Task directions: Whenever a line in the material below contains "title", copy that line.

+ + + +

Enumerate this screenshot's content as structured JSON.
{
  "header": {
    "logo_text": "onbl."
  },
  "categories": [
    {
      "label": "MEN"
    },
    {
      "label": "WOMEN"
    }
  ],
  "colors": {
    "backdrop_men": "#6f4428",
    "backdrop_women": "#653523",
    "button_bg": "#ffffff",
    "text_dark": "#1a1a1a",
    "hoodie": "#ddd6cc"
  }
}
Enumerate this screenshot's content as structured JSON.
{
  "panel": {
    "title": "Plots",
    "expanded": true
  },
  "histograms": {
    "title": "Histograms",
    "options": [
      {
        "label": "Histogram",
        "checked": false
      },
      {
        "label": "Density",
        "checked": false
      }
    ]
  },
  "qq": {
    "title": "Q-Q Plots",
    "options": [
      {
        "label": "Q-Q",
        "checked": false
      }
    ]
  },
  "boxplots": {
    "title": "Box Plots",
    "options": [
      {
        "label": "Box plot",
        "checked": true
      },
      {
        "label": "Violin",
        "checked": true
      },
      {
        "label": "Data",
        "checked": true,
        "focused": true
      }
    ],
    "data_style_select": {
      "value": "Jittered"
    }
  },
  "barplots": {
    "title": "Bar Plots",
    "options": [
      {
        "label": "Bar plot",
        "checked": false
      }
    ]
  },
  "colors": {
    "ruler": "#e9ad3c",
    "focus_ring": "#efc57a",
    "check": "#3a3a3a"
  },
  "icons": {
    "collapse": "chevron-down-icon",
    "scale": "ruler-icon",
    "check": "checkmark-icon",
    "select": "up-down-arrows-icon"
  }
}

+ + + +

Answer for this exercise:
    "title": "Plots",
    "title": "Histograms",
    "title": "Q-Q Plots",
    "title": "Box Plots",
    "title": "Bar Plots",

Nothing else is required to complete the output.